[Dataset rows describing interfaces]
*** Begin section ***

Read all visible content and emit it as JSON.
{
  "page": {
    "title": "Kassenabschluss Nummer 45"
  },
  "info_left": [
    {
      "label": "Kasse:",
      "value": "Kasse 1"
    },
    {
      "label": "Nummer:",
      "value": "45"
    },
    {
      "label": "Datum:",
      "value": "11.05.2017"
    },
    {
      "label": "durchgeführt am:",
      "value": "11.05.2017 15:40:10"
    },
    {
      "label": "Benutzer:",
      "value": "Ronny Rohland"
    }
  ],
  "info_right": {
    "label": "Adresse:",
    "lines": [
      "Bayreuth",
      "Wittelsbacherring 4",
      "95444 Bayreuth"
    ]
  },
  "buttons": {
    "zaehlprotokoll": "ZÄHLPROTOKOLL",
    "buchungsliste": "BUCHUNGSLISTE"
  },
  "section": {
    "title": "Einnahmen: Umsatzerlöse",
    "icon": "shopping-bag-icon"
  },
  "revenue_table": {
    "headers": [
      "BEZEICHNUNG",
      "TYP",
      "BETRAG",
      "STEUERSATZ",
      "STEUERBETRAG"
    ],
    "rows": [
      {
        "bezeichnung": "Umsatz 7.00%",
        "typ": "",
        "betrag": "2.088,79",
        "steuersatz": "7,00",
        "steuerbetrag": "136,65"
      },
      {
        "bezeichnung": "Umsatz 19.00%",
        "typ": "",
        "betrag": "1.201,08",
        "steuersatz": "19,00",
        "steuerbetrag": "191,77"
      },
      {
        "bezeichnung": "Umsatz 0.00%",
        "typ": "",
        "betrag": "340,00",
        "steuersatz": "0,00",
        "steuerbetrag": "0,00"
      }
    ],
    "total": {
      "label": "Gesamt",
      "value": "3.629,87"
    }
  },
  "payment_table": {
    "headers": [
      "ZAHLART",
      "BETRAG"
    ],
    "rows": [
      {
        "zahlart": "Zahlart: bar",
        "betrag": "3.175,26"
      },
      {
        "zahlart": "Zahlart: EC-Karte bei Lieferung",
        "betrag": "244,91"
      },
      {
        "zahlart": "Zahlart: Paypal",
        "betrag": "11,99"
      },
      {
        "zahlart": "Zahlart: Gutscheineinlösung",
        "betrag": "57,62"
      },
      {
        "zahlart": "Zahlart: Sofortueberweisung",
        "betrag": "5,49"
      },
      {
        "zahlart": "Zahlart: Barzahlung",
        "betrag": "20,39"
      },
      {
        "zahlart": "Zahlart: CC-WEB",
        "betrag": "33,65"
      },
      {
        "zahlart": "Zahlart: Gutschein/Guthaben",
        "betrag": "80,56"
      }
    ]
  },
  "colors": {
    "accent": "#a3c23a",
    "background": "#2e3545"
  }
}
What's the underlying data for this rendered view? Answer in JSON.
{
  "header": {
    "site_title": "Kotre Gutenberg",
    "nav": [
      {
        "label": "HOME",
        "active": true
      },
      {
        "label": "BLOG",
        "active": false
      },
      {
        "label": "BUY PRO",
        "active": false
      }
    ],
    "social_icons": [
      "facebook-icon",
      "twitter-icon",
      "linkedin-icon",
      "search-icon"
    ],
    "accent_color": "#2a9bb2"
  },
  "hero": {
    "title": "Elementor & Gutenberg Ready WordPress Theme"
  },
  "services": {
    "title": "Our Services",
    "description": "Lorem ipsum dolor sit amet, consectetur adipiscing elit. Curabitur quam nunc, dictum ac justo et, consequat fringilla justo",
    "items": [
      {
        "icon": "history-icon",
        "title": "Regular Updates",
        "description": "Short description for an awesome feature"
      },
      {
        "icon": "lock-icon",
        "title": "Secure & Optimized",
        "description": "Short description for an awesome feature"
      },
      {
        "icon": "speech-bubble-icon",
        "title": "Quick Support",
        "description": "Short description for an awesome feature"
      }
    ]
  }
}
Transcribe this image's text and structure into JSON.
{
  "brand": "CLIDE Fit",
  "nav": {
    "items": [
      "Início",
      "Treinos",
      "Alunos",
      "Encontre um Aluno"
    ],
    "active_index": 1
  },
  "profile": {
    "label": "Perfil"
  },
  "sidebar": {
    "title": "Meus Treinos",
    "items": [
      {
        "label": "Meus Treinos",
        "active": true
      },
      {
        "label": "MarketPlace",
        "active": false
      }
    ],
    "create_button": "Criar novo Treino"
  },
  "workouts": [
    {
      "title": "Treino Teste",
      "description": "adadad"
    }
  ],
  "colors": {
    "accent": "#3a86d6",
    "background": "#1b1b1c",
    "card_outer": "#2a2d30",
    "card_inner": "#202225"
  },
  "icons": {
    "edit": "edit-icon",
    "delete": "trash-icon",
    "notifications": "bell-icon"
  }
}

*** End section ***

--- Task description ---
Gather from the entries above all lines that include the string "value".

--- Result for this exercise ---
      "value": "Kasse 1"
      "value": "45"
      "value": "11.05.2017"
      "value": "11.05.2017 15:40:10"
      "value": "Ronny Rohland"
      "value": "3.629,87"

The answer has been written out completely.